For the record, I think that this is an exceptionally good place to have landed. Through my class work, more on-the-side activity and by opening myself up to the opportunities, challenges and dangers of these networks, I’ve gained a much deeper understanding of the factors at play in this relatively new online environment. What I’ve discovered has both delighted and disturbed me. I’ve gone from lurker to participant in 10 short weeks. I’ve started, stopped, turned around, re-started and duplicated many of my efforts, all for pragmatic reasons, because this is the way I learn. The environment and infrastructure has allowed me the flexibility to do this and all I’ve given up is my personal data, which I’m pretty sure I had already given up in the first place.
I have read a few articles this week that have illustrated the wonderful variety of emotions toward social media.

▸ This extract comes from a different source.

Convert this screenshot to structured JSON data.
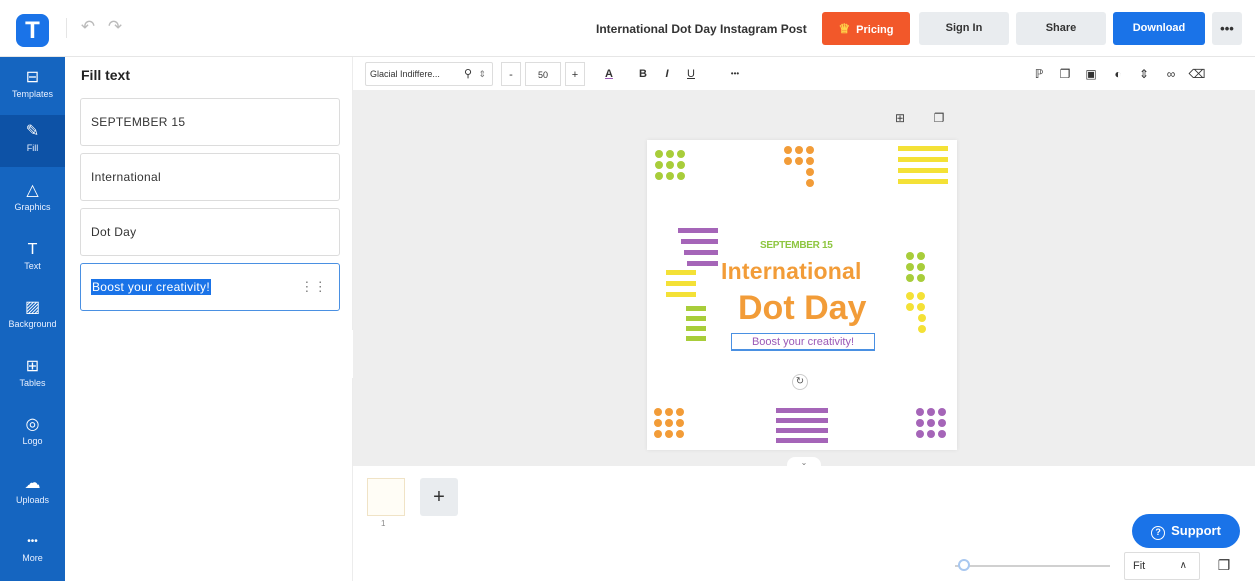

These range from those who have given it up, like Jordan Turgeon in his piece I Quit Social Media (And I Don’t Miss it Yet), to Kevin Allen’s Why I Love Social Media. In between are so many shades that it is exceptionally difficult to find common ground, which forces you to take a stand, no matter what that stand might be. Mine is reluctant acceptance, mostly due to inquisitiveness. I understand the benefits and I weigh the risks. Since I have chosen to study in this field, I don’t feel that I can do that effectively while standing on the sidelines. However, I can certainly participate in such a way that I am fully aware, and capable of helping others to be so, of the privacy and surveillance issues that we should all be discussing.
Now, for those of you who are dead-set against social media, I don’t think you can get away anymore with knowing nothing about its inner workings. Please take heed of the wisdom of Sun Tzu and “know your Enemy.” There’s a very quick blogpost by Allison in the RoundPeg.biz site that nicely lays out what you should know about social media even if you never intend to use it. We’re well past the point where ignorance can be considered bliss and that ignorance may turn out to be more dangerous than you realize.
I’m not sure if this picture could be a sunrise or it could be a sunset. This is how I’m feeling about social media after all of this experimentation: